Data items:
· · ·

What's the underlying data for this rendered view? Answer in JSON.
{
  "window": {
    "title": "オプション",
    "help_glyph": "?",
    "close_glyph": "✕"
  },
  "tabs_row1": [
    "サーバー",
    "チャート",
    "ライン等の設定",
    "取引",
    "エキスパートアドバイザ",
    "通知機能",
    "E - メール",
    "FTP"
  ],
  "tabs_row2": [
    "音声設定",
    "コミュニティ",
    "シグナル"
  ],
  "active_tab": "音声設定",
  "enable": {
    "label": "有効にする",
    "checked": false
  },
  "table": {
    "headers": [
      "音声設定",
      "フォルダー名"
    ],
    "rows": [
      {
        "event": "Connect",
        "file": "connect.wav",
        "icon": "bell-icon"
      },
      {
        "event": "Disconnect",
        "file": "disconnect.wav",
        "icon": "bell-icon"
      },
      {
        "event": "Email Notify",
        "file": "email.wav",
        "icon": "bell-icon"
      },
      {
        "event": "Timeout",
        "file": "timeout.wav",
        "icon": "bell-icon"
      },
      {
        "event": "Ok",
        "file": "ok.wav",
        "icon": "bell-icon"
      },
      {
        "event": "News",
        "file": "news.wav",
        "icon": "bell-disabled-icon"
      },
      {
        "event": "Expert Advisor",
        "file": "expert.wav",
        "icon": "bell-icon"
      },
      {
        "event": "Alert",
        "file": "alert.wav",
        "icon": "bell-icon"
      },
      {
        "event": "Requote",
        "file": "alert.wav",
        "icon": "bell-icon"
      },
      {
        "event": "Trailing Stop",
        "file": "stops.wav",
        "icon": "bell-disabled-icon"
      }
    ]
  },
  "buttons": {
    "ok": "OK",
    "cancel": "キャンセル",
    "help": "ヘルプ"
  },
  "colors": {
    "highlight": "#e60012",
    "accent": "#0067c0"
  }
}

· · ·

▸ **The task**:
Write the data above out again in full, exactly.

▸ **Output for this task**:
What's the underlying data for this rendered view? Answer in JSON.
{
  "window": {
    "title": "オプション",
    "help_glyph": "?",
    "close_glyph": "✕"
  },
  "tabs_row1": [
    "サーバー",
    "チャート",
    "ライン等の設定",
    "取引",
    "エキスパートアドバイザ",
    "通知機能",
    "E - メール",
    "FTP"
  ],
  "tabs_row2": [
    "音声設定",
    "コミュニティ",
    "シグナル"
  ],
  "active_tab": "音声設定",
  "enable": {
    "label": "有効にする",
    "checked": false
  },
  "table": {
    "headers": [
      "音声設定",
      "フォルダー名"
    ],
    "rows": [
      {
        "event": "Connect",
        "file": "connect.wav",
        "icon": "bell-icon"
      },
      {
        "event": "Disconnect",
        "file": "disconnect.wav",
        "icon": "bell-icon"
      },
      {
        "event": "Email Notify",
        "file": "email.wav",
        "icon": "bell-icon"
      },
      {
        "event": "Timeout",
        "file": "timeout.wav",
        "icon": "bell-icon"
      },
      {
        "event": "Ok",
        "file": "ok.wav",
        "icon": "bell-icon"
      },
      {
        "event": "News",
        "file": "news.wav",
        "icon": "bell-disabled-icon"
      },
      {
        "event": "Expert Advisor",
        "file": "expert.wav",
        "icon": "bell-icon"
      },
      {
        "event": "Alert",
        "file": "alert.wav",
        "icon": "bell-icon"
      },
      {
        "event": "Requote",
        "file": "alert.wav",
        "icon": "bell-icon"
      },
      {
        "event": "Trailing Stop",
        "file": "stops.wav",
        "icon": "bell-disabled-icon"
      }
    ]
  },
  "buttons": {
    "ok": "OK",
    "cancel": "キャンセル",
    "help": "ヘルプ"
  },
  "colors": {
    "highlight": "#e60012",
    "accent": "#0067c0"
  }
}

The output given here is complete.